*Component data from apps and pages:*
Segment Open
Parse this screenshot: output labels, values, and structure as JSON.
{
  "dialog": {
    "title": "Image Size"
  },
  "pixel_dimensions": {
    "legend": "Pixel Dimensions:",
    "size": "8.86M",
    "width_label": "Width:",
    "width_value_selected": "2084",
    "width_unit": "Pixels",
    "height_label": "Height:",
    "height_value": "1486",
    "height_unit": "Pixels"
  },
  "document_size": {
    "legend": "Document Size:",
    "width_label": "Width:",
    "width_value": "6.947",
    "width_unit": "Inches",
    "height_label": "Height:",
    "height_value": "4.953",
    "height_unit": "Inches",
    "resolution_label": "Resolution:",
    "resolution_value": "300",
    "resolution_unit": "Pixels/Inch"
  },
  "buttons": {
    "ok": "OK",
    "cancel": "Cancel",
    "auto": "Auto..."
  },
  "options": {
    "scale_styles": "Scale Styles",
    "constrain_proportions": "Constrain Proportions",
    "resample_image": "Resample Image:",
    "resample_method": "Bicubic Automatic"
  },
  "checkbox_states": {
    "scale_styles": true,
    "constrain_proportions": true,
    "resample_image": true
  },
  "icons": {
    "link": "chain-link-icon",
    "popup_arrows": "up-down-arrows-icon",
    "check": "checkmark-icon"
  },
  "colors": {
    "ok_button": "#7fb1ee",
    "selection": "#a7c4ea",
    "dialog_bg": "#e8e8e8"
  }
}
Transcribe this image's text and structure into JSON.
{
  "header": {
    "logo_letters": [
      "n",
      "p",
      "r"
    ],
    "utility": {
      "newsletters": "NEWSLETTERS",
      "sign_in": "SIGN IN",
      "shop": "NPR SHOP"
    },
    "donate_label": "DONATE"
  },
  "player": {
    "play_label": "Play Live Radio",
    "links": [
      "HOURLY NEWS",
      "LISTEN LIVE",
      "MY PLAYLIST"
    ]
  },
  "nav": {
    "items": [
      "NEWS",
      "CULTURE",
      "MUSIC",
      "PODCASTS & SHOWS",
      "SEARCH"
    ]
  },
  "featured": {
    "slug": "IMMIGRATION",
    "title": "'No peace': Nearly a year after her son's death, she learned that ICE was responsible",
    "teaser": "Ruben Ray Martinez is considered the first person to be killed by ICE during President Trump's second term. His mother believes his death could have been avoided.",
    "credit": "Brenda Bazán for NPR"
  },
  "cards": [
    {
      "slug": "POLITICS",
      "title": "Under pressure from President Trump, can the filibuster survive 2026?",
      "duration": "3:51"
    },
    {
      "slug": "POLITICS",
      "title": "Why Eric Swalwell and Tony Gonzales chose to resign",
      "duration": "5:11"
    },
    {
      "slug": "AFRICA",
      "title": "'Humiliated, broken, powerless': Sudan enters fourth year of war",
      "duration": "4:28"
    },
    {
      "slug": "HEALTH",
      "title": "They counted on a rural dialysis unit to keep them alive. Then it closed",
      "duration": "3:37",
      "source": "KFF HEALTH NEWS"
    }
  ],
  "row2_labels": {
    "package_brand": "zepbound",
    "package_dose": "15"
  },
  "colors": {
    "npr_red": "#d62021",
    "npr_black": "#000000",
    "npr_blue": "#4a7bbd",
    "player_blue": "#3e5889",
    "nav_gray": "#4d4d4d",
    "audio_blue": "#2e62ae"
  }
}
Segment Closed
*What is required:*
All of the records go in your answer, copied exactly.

*Answer to this task:*
Parse this screenshot: output labels, values, and structure as JSON.
{
  "dialog": {
    "title": "Image Size"
  },
  "pixel_dimensions": {
    "legend": "Pixel Dimensions:",
    "size": "8.86M",
    "width_label": "Width:",
    "width_value_selected": "2084",
    "width_unit": "Pixels",
    "height_label": "Height:",
    "height_value": "1486",
    "height_unit": "Pixels"
  },
  "document_size": {
    "legend": "Document Size:",
    "width_label": "Width:",
    "width_value": "6.947",
    "width_unit": "Inches",
    "height_label": "Height:",
    "height_value": "4.953",
    "height_unit": "Inches",
    "resolution_label": "Resolution:",
    "resolution_value": "300",
    "resolution_unit": "Pixels/Inch"
  },
  "buttons": {
    "ok": "OK",
    "cancel": "Cancel",
    "auto": "Auto..."
  },
  "options": {
    "scale_styles": "Scale Styles",
    "constrain_proportions": "Constrain Proportions",
    "resample_image": "Resample Image:",
    "resample_method": "Bicubic Automatic"
  },
  "checkbox_states": {
    "scale_styles": true,
    "constrain_proportions": true,
    "resample_image": true
  },
  "icons": {
    "link": "chain-link-icon",
    "popup_arrows": "up-down-arrows-icon",
    "check": "checkmark-icon"
  },
  "colors": {
    "ok_button": "#7fb1ee",
    "selection": "#a7c4ea",
    "dialog_bg": "#e8e8e8"
  }
}
Transcribe this image's text and structure into JSON.
{
  "header": {
    "logo_letters": [
      "n",
      "p",
      "r"
    ],
    "utility": {
      "newsletters": "NEWSLETTERS",
      "sign_in": "SIGN IN",
      "shop": "NPR SHOP"
    },
    "donate_label": "DONATE"
  },
  "player": {
    "play_label": "Play Live Radio",
    "links": [
      "HOURLY NEWS",
      "LISTEN LIVE",
      "MY PLAYLIST"
    ]
  },
  "nav": {
    "items": [
      "NEWS",
      "CULTURE",
      "MUSIC",
      "PODCASTS & SHOWS",
      "SEARCH"
    ]
  },
  "featured": {
    "slug": "IMMIGRATION",
    "title": "'No peace': Nearly a year after her son's death, she learned that ICE was responsible",
    "teaser": "Ruben Ray Martinez is considered the first person to be killed by ICE during President Trump's second term. His mother believes his death could have been avoided.",
    "credit": "Brenda Bazán for NPR"
  },
  "cards": [
    {
      "slug": "POLITICS",
      "title": "Under pressure from President Trump, can the filibuster survive 2026?",
      "duration": "3:51"
    },
    {
      "slug": "POLITICS",
      "title": "Why Eric Swalwell and Tony Gonzales chose to resign",
      "duration": "5:11"
    },
    {
      "slug": "AFRICA",
      "title": "'Humiliated, broken, powerless': Sudan enters fourth year of war",
      "duration": "4:28"
    },
    {
      "slug": "HEALTH",
      "title": "They counted on a rural dialysis unit to keep them alive. Then it closed",
      "duration": "3:37",
      "source": "KFF HEALTH NEWS"
    }
  ],
  "row2_labels": {
    "package_brand": "zepbound",
    "package_dose": "15"
  },
  "colors": {
    "npr_red": "#d62021",
    "npr_black": "#000000",
    "npr_blue": "#4a7bbd",
    "player_blue": "#3e5889",
    "nav_gray": "#4d4d4d",
    "audio_blue": "#2e62ae"
  }
}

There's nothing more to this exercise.